**How to complete this task**
For each line below that contains the word "Windows", return that line.
* * *
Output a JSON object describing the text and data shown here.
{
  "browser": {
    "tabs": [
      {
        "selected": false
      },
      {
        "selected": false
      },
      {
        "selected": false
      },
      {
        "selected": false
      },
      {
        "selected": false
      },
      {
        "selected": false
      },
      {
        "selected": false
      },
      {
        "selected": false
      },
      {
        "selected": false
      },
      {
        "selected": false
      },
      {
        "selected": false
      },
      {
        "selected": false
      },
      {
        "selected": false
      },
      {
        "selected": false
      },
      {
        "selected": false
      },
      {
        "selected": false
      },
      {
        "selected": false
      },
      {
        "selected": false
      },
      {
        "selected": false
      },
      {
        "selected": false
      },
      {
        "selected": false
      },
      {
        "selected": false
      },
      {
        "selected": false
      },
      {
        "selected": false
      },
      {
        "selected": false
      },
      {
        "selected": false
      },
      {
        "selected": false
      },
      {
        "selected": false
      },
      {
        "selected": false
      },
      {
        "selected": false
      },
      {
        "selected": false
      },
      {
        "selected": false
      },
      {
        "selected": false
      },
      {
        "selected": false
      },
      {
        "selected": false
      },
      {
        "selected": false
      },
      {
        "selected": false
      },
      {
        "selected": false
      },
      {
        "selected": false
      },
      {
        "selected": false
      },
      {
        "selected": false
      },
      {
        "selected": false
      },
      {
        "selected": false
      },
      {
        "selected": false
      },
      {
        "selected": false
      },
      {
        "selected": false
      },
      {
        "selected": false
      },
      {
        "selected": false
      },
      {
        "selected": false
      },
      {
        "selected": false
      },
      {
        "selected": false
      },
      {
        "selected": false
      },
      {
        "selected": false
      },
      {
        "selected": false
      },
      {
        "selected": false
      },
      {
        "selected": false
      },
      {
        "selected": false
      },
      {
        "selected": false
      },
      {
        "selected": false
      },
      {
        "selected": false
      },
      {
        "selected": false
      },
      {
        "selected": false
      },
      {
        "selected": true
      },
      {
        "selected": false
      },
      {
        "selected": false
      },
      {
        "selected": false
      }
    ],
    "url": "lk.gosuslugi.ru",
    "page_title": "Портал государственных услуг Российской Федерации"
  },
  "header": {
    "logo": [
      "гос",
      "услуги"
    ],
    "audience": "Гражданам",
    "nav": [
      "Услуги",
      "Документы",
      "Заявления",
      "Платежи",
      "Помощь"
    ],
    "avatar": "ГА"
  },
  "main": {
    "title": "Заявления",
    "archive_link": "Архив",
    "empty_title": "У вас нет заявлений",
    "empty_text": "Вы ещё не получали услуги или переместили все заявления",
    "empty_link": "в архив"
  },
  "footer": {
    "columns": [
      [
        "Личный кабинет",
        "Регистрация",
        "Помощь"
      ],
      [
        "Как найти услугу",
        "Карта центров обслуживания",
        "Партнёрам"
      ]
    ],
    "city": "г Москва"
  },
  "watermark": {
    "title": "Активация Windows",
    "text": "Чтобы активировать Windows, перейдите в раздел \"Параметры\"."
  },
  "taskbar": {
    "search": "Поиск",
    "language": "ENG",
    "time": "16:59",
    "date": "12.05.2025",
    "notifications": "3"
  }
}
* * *
**Final answer**
    "title": "Активация Windows",
    "text": "Чтобы активировать Windows, перейдите в раздел \"Параметры\"."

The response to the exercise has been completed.